EXERCISE DIRECTIONS —
A single number is the answer here: how many lines of the entries contain "mention"?

PROVIDED RECORDS —
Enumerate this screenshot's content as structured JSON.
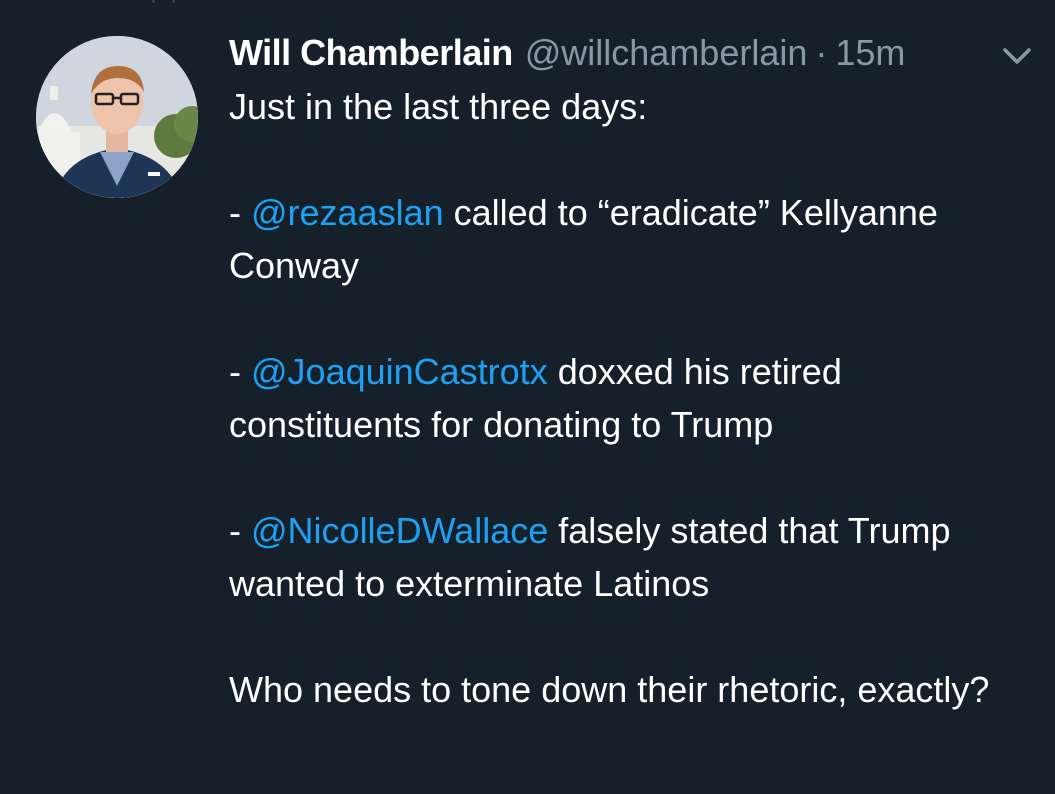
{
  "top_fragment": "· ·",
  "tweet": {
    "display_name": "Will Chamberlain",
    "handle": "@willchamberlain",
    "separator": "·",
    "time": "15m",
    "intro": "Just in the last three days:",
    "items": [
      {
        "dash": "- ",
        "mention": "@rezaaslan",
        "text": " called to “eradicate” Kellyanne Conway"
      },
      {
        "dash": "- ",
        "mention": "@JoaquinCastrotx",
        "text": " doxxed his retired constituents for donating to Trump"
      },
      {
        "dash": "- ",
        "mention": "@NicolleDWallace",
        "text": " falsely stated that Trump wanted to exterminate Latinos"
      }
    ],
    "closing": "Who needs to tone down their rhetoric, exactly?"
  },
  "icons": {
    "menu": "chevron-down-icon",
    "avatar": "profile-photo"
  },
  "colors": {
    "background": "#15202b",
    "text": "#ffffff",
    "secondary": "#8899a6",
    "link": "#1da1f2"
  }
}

WRITTEN RESPONSE —
3